A technique where metallic foil is applied to a page using heat and pressure to create a reflective area. The effect is usually more eye catching than a metallic ink as the foil has a greater reflective properties and sits on top of the paper rather than being partially absorbed as is the case with the ink. The down side of this is that it is more expensive than metallic ink.



A metal tool which punches is hole or edge into a piece of artwork to create a irregular shape in the substrate, usually card or paper. Like a cookie cutter in application.


What do bridey to be’s need to provide you with as a brief Tess?

To start with I would strongly encourage to set up a meeting in person with your designer or printer. My aim when producing wedding stationery for brides to be is to advise and assist you in every step of the way to your perfect, uber-YOU wedding stationery. What better way to choose a paper or decide on a printing technique than by actually seeing examples and talking about it in person?


Also, you’ll need to determine your invitation budget. There is no standard budget amount when it comes to choosing your invites and — like flowers, food and favors — the prices range vastly.

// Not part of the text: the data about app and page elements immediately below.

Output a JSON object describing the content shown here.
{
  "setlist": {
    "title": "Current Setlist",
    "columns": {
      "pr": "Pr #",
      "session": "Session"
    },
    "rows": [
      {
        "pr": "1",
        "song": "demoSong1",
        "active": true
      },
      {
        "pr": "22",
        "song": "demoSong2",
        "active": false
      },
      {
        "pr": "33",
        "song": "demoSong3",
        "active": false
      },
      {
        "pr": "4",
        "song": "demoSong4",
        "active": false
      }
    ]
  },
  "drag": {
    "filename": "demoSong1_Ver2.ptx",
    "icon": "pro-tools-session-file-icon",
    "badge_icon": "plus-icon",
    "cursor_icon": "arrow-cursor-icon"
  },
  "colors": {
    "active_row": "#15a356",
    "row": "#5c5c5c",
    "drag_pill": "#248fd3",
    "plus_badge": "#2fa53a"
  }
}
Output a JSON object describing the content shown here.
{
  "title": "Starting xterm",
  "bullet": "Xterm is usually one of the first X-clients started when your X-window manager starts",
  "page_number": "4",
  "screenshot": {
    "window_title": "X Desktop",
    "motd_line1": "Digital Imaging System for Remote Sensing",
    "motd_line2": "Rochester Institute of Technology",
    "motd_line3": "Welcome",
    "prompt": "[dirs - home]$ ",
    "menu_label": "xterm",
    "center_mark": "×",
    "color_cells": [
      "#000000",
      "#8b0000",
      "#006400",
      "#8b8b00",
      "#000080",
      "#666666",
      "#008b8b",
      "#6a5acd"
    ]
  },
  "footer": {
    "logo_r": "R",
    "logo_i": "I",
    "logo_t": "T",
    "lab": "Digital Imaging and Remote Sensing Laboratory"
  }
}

Wording: You’ll need to decide whether you would like traditional or contemporary wording – or maybe something in between. Its important to sound like you, write as you would speak. Be sure to confirm all names, titles, and details that will appear on the invitation.

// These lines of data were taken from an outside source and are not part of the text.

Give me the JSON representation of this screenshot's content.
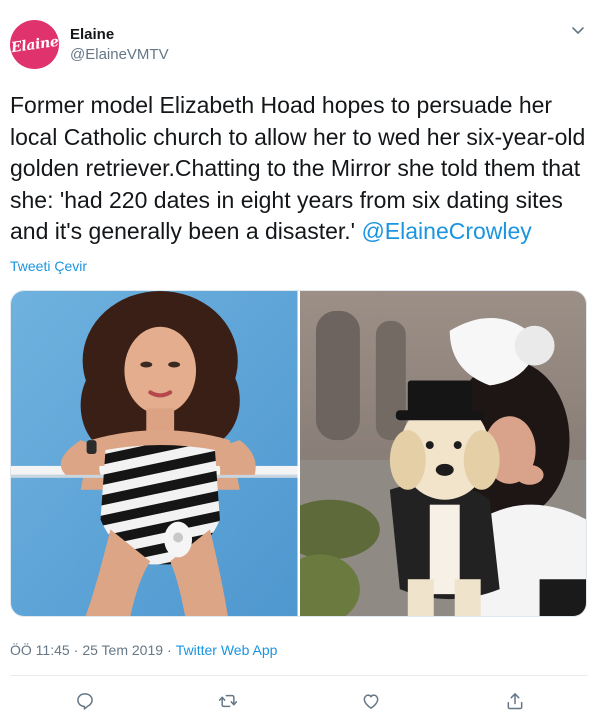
{
  "author": {
    "avatar_text": "Elaine",
    "display_name": "Elaine",
    "handle": "@ElaineVMTV"
  },
  "tweet": {
    "text": "Former model Elizabeth Hoad hopes to persuade her local Catholic church to allow her to wed her six-year-old golden retriever.Chatting to the Mirror she told them that she: 'had 220 dates in eight years from six dating sites and it's generally been a disaster.' ",
    "mention": "@ElaineCrowley",
    "translate_label": "Tweeti Çevir"
  },
  "media": {
    "photos": [
      {
        "subject": "striped swimsuit model photo"
      },
      {
        "subject": "golden retriever in top hat with woman"
      }
    ]
  },
  "meta": {
    "time": "ÖÖ 11:45",
    "separator1": "·",
    "date": "25 Tem 2019",
    "separator2": "·",
    "source": "Twitter Web App"
  },
  "actions": [
    {
      "icon": "reply-icon"
    },
    {
      "icon": "retweet-icon"
    },
    {
      "icon": "like-icon"
    },
    {
      "icon": "share-icon"
    }
  ],
  "colors": {
    "link": "#1b95e0",
    "secondary_text": "#657786",
    "primary_text": "#14171a",
    "avatar_bg": "#e0336e"
  }
}
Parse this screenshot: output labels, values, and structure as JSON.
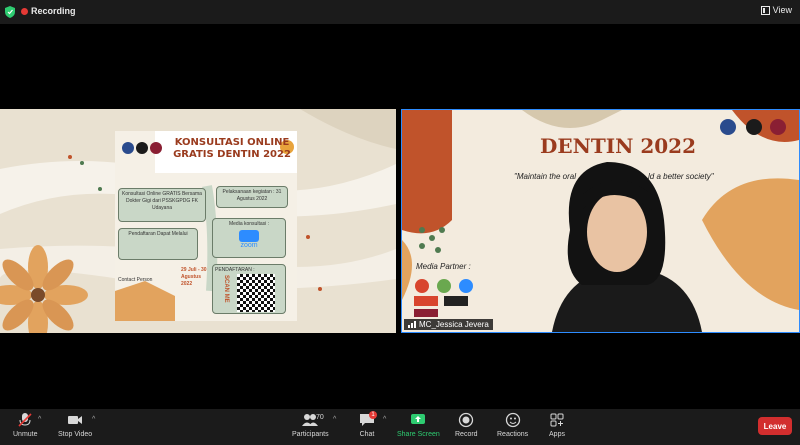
{
  "top_bar": {
    "recording_label": "Recording",
    "view_label": "View"
  },
  "share": {
    "poster_title": "KONSULTASI ONLINE GRATIS DENTIN 2022",
    "box1": "Konsultasi Online GRATIS Bersama Dokter Gigi dari PSSKGPDG FK Udayana",
    "box2": "Pelaksanaan kegiatan : 31 Agustus 2022",
    "box3": "Pendaftaran Dapat Melalui",
    "box4": "Media konsultasi :",
    "zoom_label": "zoom",
    "box5": "PENDAFTARAN :",
    "dates": "29 Juli - 30 Agustus 2022",
    "scan": "SCAN ME",
    "contact": "Contact Person"
  },
  "camera": {
    "title": "DENTIN 2022",
    "slogan": "\"Maintain the oral",
    "slogan_right": "ld a better society\"",
    "media_partner": "Media Partner :",
    "participant_name": "MC_Jessica Jevera"
  },
  "toolbar": {
    "unmute": "Unmute",
    "stop_video": "Stop Video",
    "participants": "Participants",
    "participant_count": "70",
    "chat": "Chat",
    "chat_badge": "1",
    "share_screen": "Share Screen",
    "record": "Record",
    "reactions": "Reactions",
    "apps": "Apps",
    "leave": "Leave"
  },
  "colors": {
    "share_green": "#2ecc71",
    "leave_red": "#d22e2e",
    "accent_orange": "#c0532b"
  }
}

Components: Decide what components and accessories you will need to include in your stationery pack. Most invitations include a response card and corresponding return envelope so guests can get back to you quickly. You may also need separate save the dates, reception cards, directions cards, maps, or thank you notes. And dont forget about the envelopment! This is the first thing guests see – make it count.


Online vs. Postal

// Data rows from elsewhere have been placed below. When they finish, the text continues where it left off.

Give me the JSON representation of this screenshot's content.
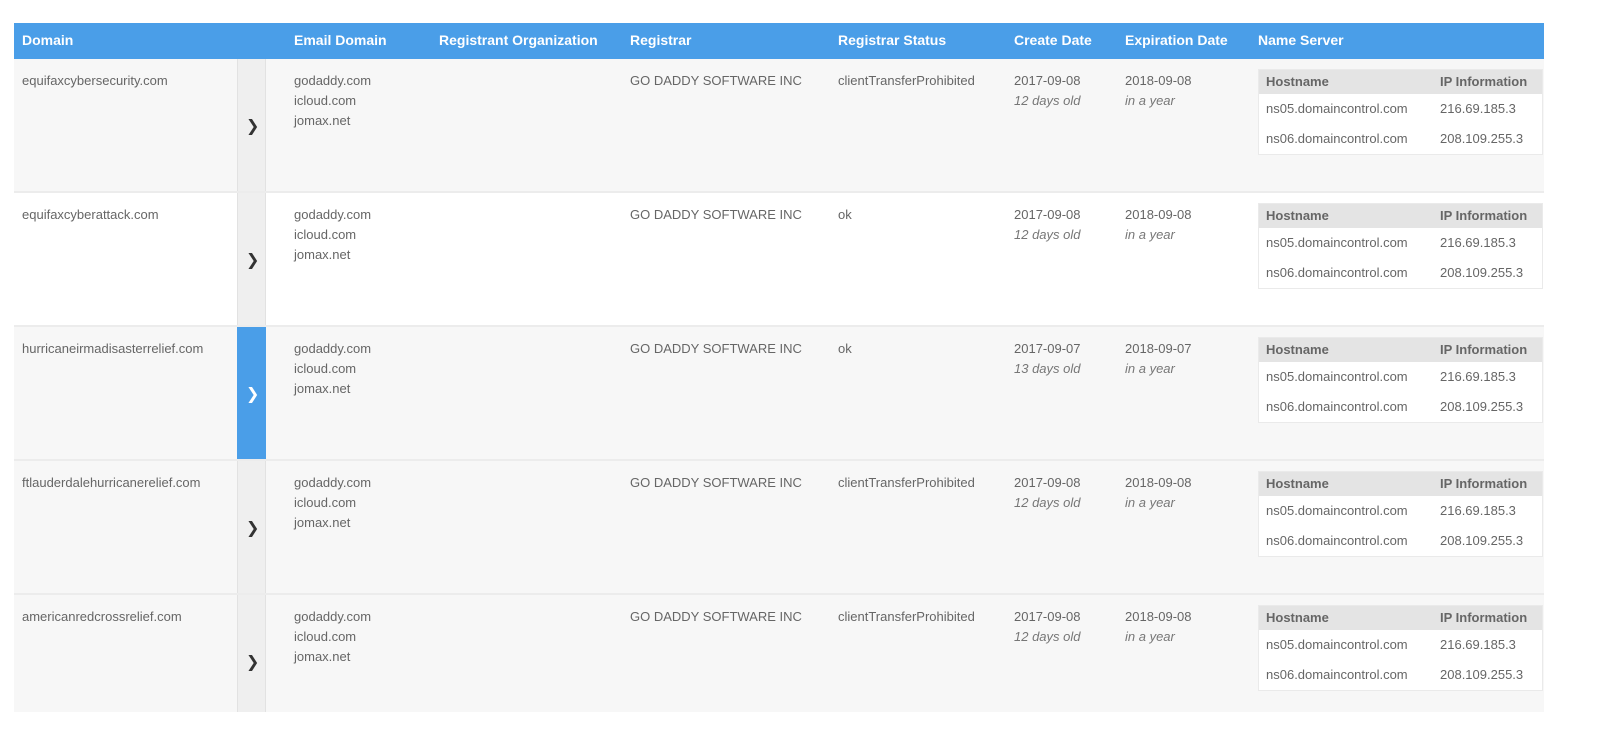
{
  "columns": {
    "domain": "Domain",
    "email_domain": "Email Domain",
    "registrant_org": "Registrant Organization",
    "registrar": "Registrar",
    "registrar_status": "Registrar Status",
    "create_date": "Create Date",
    "expiration_date": "Expiration Date",
    "name_server": "Name Server"
  },
  "name_server_columns": {
    "hostname": "Hostname",
    "ip": "IP Information"
  },
  "colors": {
    "header_bg": "#4a9ee8",
    "active_expander": "#4a9ee8"
  },
  "rows": [
    {
      "domain": "equifaxcybersecurity.com",
      "emails": [
        "godaddy.com",
        "icloud.com",
        "jomax.net"
      ],
      "registrant_org": "",
      "registrar": "GO DADDY SOFTWARE INC",
      "status": "clientTransferProhibited",
      "create_date": "2017-09-08",
      "create_age": "12 days old",
      "exp_date": "2018-09-08",
      "exp_rel": "in a year",
      "expander_icon": "chevron-right-icon",
      "name_servers": [
        {
          "host": "ns05.domaincontrol.com",
          "ip": "216.69.185.3"
        },
        {
          "host": "ns06.domaincontrol.com",
          "ip": "208.109.255.3"
        }
      ]
    },
    {
      "domain": "equifaxcyberattack.com",
      "emails": [
        "godaddy.com",
        "icloud.com",
        "jomax.net"
      ],
      "registrant_org": "",
      "registrar": "GO DADDY SOFTWARE INC",
      "status": "ok",
      "create_date": "2017-09-08",
      "create_age": "12 days old",
      "exp_date": "2018-09-08",
      "exp_rel": "in a year",
      "expander_icon": "chevron-right-icon",
      "name_servers": [
        {
          "host": "ns05.domaincontrol.com",
          "ip": "216.69.185.3"
        },
        {
          "host": "ns06.domaincontrol.com",
          "ip": "208.109.255.3"
        }
      ]
    },
    {
      "domain": "hurricaneirmadisasterrelief.com",
      "emails": [
        "godaddy.com",
        "icloud.com",
        "jomax.net"
      ],
      "registrant_org": "",
      "registrar": "GO DADDY SOFTWARE INC",
      "status": "ok",
      "create_date": "2017-09-07",
      "create_age": "13 days old",
      "exp_date": "2018-09-07",
      "exp_rel": "in a year",
      "expander_icon": "chevron-right-icon",
      "name_servers": [
        {
          "host": "ns05.domaincontrol.com",
          "ip": "216.69.185.3"
        },
        {
          "host": "ns06.domaincontrol.com",
          "ip": "208.109.255.3"
        }
      ]
    },
    {
      "domain": "ftlauderdalehurricanerelief.com",
      "emails": [
        "godaddy.com",
        "icloud.com",
        "jomax.net"
      ],
      "registrant_org": "",
      "registrar": "GO DADDY SOFTWARE INC",
      "status": "clientTransferProhibited",
      "create_date": "2017-09-08",
      "create_age": "12 days old",
      "exp_date": "2018-09-08",
      "exp_rel": "in a year",
      "expander_icon": "chevron-right-icon",
      "name_servers": [
        {
          "host": "ns05.domaincontrol.com",
          "ip": "216.69.185.3"
        },
        {
          "host": "ns06.domaincontrol.com",
          "ip": "208.109.255.3"
        }
      ]
    },
    {
      "domain": "americanredcrossrelief.com",
      "emails": [
        "godaddy.com",
        "icloud.com",
        "jomax.net"
      ],
      "registrant_org": "",
      "registrar": "GO DADDY SOFTWARE INC",
      "status": "clientTransferProhibited",
      "create_date": "2017-09-08",
      "create_age": "12 days old",
      "exp_date": "2018-09-08",
      "exp_rel": "in a year",
      "expander_icon": "chevron-right-icon",
      "name_servers": [
        {
          "host": "ns05.domaincontrol.com",
          "ip": "216.69.185.3"
        },
        {
          "host": "ns06.domaincontrol.com",
          "ip": "208.109.255.3"
        }
      ]
    }
  ]
}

Reply postcards are a really popular and great way to save money. They can be beautifully designed with a stamp to look and function like a good ol’ fashioned postcard.


Another great way to save money is a bi-fold invite with perforated reply postcard that your guest tears off and sends back. Your invitation can then have one continuous detailed design and lots of information across the two panels on each side, but by printing just one piece it cuts down costly components.


A lot of couples are now setting up very simple web pages to announce their weddings. These can be designed as well as or instead of tangible invites. Its a great way to save trees and your guests’ time! More often than not, this option is much cheaper than you’d think. You can also set-up online forms that allows guests to RSVP online and all it requires is emailing a URL link – no licking of the envelope required.


The biggest mistake couples often make is leaving the ordering of their wedding stationery until the last minute.

You need to allow production time for their stationery to be designed and produced made. You may need as much as two months or more for design and printing time, so be sure not to cut it too close.


Make sure you consider all of your components when ordering your invitations. Work with your designer/printer to maximize your moolah. For instance, if your are ordering from a larger printing company we recommend ordering announcements, maps, thank you notes and even placecards at the same time if you can.